Review: The Master’s Violin

Every year during Memorial Day weekend, the Trader’s Market appears and sets up camp just down the road from where I live. So a few weeks ago I decided to spend my holiday searching for old treasures, mainly books, in the hundreds of stands containing anything and everything, valuable and otherwise, you can imagine! I dearly love old books and my weakest point is first editions, well anyways I was looking for three books in particular they were: The Harvester, by Gene Stratton Porter; Laddie, also by Gene Stratton Porter and The Master’s Violin, by Myrtle Reed. I generally set out looking for a specific book, don’t find it and end settling for some other that just doesn’t compare, well first I found The Harvester, which I wanted the least but I was thrilled that I had found one of the books on my list! Second I stumbled upon Laddie, and I wanted this one more than The Harvester, so you can imagine my excitement! We (my mom and sisters and I) walked around for a few more hours without finding anything and just as we were about to leave I saw one more bookshelf of old and probably out of print books, I was already in debt to my companions and I didn’t have a cent to my name, at least not on me, but I decided to look anyway. The third shelf that I searched what do you think I found? The Master’s Violin in all it’s glory, wonderful condition, first edition and, one of the most beautiful things that I have ever heard, it was only one dollar! I started reading it on Tuesday morning and finished it on Wednesday afternoon and it was so good that I simply have to share about it!

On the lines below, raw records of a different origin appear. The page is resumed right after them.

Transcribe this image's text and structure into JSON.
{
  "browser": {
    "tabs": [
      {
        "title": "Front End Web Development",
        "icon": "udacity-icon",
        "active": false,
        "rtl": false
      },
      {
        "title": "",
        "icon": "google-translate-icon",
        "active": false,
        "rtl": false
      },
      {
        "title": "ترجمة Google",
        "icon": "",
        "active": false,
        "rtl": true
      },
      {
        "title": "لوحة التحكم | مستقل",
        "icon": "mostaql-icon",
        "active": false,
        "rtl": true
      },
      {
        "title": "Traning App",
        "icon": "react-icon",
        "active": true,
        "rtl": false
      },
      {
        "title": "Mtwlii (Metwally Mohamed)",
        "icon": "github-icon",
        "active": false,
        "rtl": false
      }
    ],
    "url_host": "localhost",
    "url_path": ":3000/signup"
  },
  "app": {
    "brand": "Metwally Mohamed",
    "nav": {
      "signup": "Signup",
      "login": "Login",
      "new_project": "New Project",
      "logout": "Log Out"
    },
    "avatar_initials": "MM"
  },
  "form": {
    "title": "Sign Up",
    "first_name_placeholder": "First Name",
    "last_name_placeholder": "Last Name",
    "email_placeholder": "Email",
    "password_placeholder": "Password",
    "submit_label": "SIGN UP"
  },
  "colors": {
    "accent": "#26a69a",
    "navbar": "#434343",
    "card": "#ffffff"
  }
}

The book opens on a raining night in the large old home, of a wealthy old woman and her young, adopted daughter. The old lady’s niece and grand-nephew have just arrived to live with her because her nephew, Lynn, is to take violin lessons from the Master who lives in this, the small old-fashioned town of East Lancaster. Lynn goes to the Master to ask him to make and artist of him, but by some misfortune he touches the Master’s precious Cremona, causing the Master to feel a certain seemingly uncalled for contempt for the boy. We follow the relationships of Lynn and his mother, Margaret, and the old lady and her adopted daughter, Iris, and of other characters of the village. We are shown true and tender pictures of pain and heartache, although it is closely veiled with mystery. The Master tells Lynn that he has technique but no feeling or passion, then we trail the people of East Lancaster through sorrow and trials. When Lynn falls in love with a piece of ‘human driftwood’ who doesn’t return his love, he goes to the Master longing for someone who knows his pain. Then through beautiful, heartrending language and imagery the master tells us how genius comes of pain, he then shares his own heart and the story of his Cremona. We find also of the tragedy of Margaret’s past and Iris’ present. In the end all is made right and all hearts find their balm in the beauty of ‘Mine Cremona’.

This book is truly one of the best that I have ever read, it was so beautiful that more than once I found myself in tears. It was nonsetdownable! While reading this book I fell in love with the characters and East Lancaster, I shared their pain and exulted in their healing. I do not know if this book is even in print but I would encourage you to search for it wherever you go and no matter what you must pay to get it, your difficulties will be richly and abundantly rewarded.

By Aivilo Enitnatsnoc

A Poem I Found

Hi this is Liagiba Enitnatsnoc and this is a poem that I found while researching Paul Revere and his midnight ride! I was curious to see who the other rider was and I found that it was a man by the name of William Dawes; I thought it strange that one of the riders, Paul Revere, would become so famous and even legendary over time while the other disappeared from the pages of history. So here you have one of the only tributes ever made to William Dawes, I hope you enjoy it as much as I did!

 

The Midnight Ride of William Dawes

I am a wandering, bitter shade,

Never of me was a hero made;

Poets have never sung my praise,

Nobody crowned my brow with bays;

And if you ask me the fatal cause,

I answer only, “My name was Dawes”

‘Tis all very well for the children to hear

Of the midnight ride of Paul Revere;

Who rode as boldly and well, God wot?

Why should I ask? The reason is clear–

My name was Dawes and his Revere.

When the lights from the old North Church flashed out,

Paul Revere was waiting about,

But I was already on my way.

The shadows of night fell cold and gray

As I rode ,with never a break or a pause;

But what was the use, when my name was Dawes!

History rings with his silvery name;

Closed to me are the portals of fame.

Had he been Dawes and I Revere,

No one had heard of him, I fear.

No one has heard of me because

He was Revere and I was Dawes.

By Helen F. Moore

Discovered by Liagiba Enitnatsnoc

Hello!

Welcome to the Enitnatsnoc’s family blog! Here we will be sharing anything that strikes our fancy, and we feel we must share with the world, also we will post anything that we have written. Enitnatsnoc, in case you were wondering is our last name and their are four of us: Retloc, Aivilo, Liagiba, and Trebor. We hope to hear from all of you soon!